The Center for Cybercrime Studies was originally founded by Dr. Douglas Salane, who is a Professor at the Department of Mathematics and Computer Science at John Jay College of Criminal Justice. Dr. Salane served as the Director of the Center

Training and Technical Assistance Program (Clearnet and Darknet Spaces)

Description of Project

John Jay College of Criminal Justice and the National Cyber-Forensics and Training Alliance (NCFTA) are partnering to provide training and technical assistance (TTA) to criminal justice agents that covers the clearnet and darknet spaces within which criminals operate, the crimes they commit, their tactics and tools, and the ways these criminals can be identified, investigated, prosecuted, and adjudicated for their crimes.

Funding Source

U.S. Bureau of Justice Assistance

Understanding the Intersection between Technology and Kidnapping: A Typology of Virtual Kidnapping

No longer limited by geographic locations and in-person interactions, criminals have leveraged information and communication technology to commit virtual kidnappings. In its simplest form, a virtual kidnapping is a cyber-enabled crime where criminals contact targets (falsely) claiming to have kidnapped a significant other, child, or other relative and threatening to cause death or serious bodily harm to the person unless a ransom is paid.

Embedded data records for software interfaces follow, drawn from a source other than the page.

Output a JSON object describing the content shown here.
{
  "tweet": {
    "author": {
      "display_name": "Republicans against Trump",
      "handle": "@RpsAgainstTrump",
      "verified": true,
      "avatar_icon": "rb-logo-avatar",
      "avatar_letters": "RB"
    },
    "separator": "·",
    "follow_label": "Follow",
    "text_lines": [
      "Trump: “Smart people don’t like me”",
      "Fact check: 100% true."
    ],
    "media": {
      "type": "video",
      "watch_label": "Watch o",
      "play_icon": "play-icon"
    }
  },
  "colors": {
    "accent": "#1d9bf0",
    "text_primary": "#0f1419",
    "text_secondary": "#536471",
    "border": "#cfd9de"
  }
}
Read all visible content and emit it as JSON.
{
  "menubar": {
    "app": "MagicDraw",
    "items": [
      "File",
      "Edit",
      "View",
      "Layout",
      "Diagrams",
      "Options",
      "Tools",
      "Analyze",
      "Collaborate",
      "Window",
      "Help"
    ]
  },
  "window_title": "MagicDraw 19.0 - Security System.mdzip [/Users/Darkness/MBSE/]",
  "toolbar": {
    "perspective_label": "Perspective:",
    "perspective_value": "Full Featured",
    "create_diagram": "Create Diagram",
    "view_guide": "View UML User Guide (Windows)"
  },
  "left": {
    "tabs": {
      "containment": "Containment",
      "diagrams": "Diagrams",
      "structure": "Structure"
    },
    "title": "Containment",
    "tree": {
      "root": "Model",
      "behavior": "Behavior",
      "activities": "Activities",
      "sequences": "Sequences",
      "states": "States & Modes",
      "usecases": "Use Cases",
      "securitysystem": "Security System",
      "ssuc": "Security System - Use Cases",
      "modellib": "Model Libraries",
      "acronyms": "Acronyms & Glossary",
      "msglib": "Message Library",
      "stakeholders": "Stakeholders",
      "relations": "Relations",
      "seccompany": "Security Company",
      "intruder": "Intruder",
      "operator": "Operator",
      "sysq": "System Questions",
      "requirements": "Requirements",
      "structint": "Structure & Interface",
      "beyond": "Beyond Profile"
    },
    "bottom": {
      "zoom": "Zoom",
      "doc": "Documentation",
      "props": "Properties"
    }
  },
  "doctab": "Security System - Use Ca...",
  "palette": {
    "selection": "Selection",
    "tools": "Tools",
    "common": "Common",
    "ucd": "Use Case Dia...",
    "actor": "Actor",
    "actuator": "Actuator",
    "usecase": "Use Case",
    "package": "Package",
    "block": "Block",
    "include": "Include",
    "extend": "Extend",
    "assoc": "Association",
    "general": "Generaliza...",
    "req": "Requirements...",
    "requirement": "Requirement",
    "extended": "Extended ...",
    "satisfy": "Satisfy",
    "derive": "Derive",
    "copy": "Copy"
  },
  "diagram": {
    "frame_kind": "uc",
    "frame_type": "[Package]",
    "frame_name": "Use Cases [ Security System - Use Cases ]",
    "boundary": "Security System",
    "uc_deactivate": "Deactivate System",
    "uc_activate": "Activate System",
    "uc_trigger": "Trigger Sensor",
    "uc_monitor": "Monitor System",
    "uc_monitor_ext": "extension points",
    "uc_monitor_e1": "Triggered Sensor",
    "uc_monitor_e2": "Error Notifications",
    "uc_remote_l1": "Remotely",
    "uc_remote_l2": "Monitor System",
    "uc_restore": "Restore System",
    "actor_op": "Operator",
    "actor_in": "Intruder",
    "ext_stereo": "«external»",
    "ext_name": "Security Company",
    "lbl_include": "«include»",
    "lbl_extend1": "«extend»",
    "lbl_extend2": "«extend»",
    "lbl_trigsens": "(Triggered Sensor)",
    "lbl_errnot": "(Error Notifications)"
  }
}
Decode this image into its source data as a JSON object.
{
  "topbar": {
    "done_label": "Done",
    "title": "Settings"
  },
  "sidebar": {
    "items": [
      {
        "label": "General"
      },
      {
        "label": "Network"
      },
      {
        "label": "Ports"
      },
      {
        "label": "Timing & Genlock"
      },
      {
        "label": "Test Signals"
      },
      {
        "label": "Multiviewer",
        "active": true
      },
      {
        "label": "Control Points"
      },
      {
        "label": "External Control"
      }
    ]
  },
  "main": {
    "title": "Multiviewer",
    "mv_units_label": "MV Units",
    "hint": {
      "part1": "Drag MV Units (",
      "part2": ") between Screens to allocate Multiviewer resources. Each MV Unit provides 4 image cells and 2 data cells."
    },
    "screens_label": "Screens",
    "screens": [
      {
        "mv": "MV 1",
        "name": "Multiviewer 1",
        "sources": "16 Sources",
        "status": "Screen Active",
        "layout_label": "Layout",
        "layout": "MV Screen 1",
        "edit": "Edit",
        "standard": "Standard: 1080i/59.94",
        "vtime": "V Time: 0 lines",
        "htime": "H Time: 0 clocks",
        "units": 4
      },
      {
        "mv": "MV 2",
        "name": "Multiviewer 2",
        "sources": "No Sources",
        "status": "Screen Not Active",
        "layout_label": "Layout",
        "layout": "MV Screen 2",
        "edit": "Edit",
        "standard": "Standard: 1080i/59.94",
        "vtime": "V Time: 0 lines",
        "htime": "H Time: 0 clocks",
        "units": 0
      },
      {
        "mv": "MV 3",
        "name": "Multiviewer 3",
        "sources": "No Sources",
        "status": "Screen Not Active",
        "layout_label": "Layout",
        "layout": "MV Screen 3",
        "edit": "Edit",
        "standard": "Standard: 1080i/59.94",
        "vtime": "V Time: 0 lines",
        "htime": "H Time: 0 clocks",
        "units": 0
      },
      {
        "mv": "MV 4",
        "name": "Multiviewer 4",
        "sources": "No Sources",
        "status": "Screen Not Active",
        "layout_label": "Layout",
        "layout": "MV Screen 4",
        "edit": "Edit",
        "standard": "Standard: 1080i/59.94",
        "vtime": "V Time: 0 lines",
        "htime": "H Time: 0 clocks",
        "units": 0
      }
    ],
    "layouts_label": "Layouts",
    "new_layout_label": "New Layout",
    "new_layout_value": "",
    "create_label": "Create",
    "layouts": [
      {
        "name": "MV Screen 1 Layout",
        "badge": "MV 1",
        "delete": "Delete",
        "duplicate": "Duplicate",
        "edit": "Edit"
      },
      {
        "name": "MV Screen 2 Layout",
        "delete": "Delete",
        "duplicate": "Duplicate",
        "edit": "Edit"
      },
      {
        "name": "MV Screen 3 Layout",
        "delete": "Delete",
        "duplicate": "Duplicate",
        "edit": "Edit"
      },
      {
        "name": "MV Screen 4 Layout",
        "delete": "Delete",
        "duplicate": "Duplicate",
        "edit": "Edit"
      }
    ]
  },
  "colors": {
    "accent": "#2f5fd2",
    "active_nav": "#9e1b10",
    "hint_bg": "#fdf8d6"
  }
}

Funding Source

Faculty Scholarship grant, Office for the Advancement of Research at John Jay College